(Dataset rows for apps and sites)
------------------------

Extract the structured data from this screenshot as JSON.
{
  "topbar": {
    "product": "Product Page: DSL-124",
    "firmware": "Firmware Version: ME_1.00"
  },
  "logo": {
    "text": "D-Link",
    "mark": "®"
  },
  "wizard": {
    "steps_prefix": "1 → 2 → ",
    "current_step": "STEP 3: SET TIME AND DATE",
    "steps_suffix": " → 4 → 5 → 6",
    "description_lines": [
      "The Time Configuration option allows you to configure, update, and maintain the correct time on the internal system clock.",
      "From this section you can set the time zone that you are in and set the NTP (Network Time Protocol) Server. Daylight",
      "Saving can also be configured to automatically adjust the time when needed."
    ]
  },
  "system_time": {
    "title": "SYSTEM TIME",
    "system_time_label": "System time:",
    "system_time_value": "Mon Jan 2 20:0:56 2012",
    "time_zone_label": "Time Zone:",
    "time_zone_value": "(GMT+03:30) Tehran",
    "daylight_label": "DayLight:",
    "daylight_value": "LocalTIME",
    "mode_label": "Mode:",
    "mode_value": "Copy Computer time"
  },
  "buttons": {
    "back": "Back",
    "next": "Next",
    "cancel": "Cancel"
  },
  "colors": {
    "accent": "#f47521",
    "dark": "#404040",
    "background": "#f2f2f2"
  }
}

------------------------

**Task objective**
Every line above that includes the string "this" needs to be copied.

**Solution**
Extract the structured data from this screenshot as JSON.
      "From this section you can set the time zone that you are in and set the NTP (Network Time Protocol) Server. Daylight",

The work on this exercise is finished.